(Pub. By St. Martin’s Press, NY, NY, 1999, 269pp.)
We just got back from a week with the granddaughters at Kaw Lake, near Ponca City, OK. More on that later, but between no TV and two days of rain, I got to enjoy some overdue reading
By the time Chris Duff wrote On Celtic Tides, he had paddled 14,000 miles, including The Great Loop, and around England, Wales and Scotland. Here, he returns to become the first person to circumnavigate Ireland by paddle. It is not only a story of managing some of the worst storms, rips, overfalls, and other sea hazards that the earth has to offer, but a chance to visit the cradle of his own family’s heritage.
The trip takes him 1,200 miles and 13 weeks to complete.
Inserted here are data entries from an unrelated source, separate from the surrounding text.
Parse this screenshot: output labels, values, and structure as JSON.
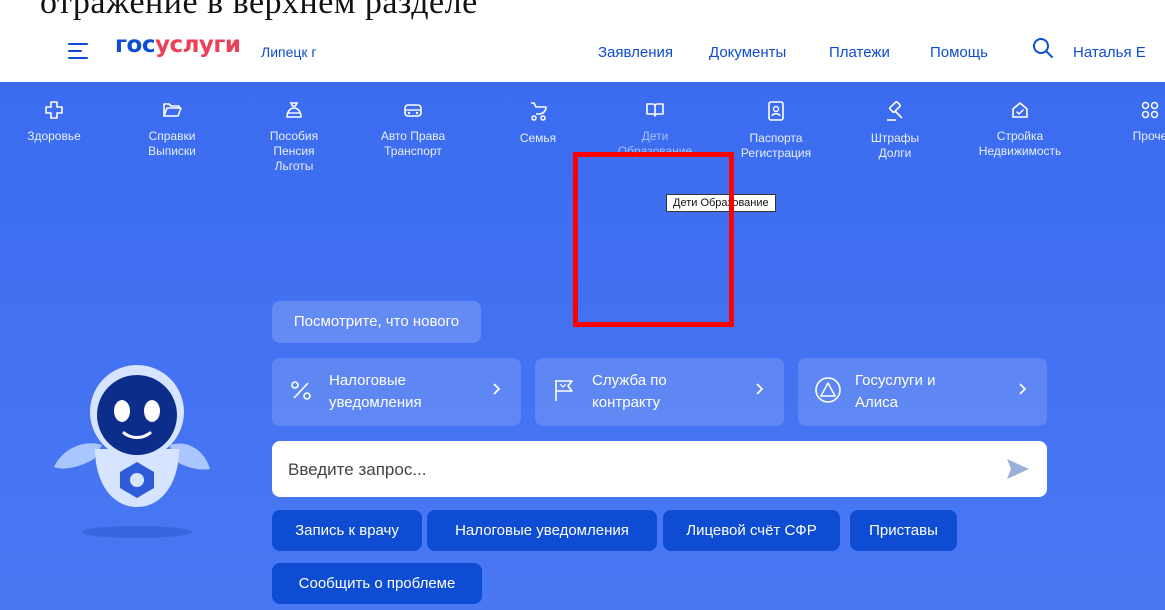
{
  "caption": "отражение в верхнем разделе",
  "header": {
    "logo_part1": "гос",
    "logo_part2": "услуги",
    "city": "Липецк г",
    "nav": [
      "Заявления",
      "Документы",
      "Платежи",
      "Помощь"
    ],
    "user": "Наталья Е"
  },
  "categories": [
    {
      "label": "Здоровье",
      "icon": "health-cross-icon"
    },
    {
      "label": "Справки\nВыписки",
      "icon": "folder-icon"
    },
    {
      "label": "Пособия\nПенсия\nЛьготы",
      "icon": "money-bag-icon"
    },
    {
      "label": "Авто Права\nТранспорт",
      "icon": "car-icon"
    },
    {
      "label": "Семья",
      "icon": "stroller-icon"
    },
    {
      "label": "Дети\nОбразование",
      "icon": "book-icon"
    },
    {
      "label": "Паспорта\nРегистрация",
      "icon": "passport-icon"
    },
    {
      "label": "Штрафы\nДолги",
      "icon": "gavel-icon"
    },
    {
      "label": "Стройка\nНедвижимость",
      "icon": "house-icon"
    },
    {
      "label": "Проче",
      "icon": "grid-icon"
    }
  ],
  "tooltip": "Дети Образование",
  "whats_new": "Посмотрите, что нового",
  "cards": [
    {
      "title": "Налоговые\nуведомления",
      "icon": "percent-icon"
    },
    {
      "title": "Служба по\nконтракту",
      "icon": "flag-icon"
    },
    {
      "title": "Госуслуги и\nАлиса",
      "icon": "alice-icon"
    }
  ],
  "search": {
    "placeholder": "Введите запрос..."
  },
  "chips": [
    "Запись к врачу",
    "Налоговые уведомления",
    "Лицевой счёт СФР",
    "Приставы",
    "Сообщить о проблеме"
  ],
  "colors": {
    "brand_blue": "#0d4cd3",
    "brand_red": "#ee3f58",
    "hero_bg": "#4a78f3",
    "highlight": "#ff0000"
  }
}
The account of the passage that he sets forth in the book is some of the finest writings about such an undertaking that I’ve read. The reader gets to visit 4,000 year old castles, crofter cottages, monasteries, and the stone beehive huts that had been the homes of monks at the dawn of Christianity. These un-mortared stone structures are so well constructed that they still stand intact. The author even slept one night in a monk’s hut to share the experience of sleeping on a stone ledge protruding from the wall. The reader follows as Chris paddles around bold and threatening headlands, makes his way along 15-mile long unbroken cliffs that rise 600-feet straight from the sea, and meets some of the most interesting people who share their equally interesting stories of lives on Ireland and some of its remote off-lying islands. This is a trip narrative that reads with the intensity of a murder or spy mystery.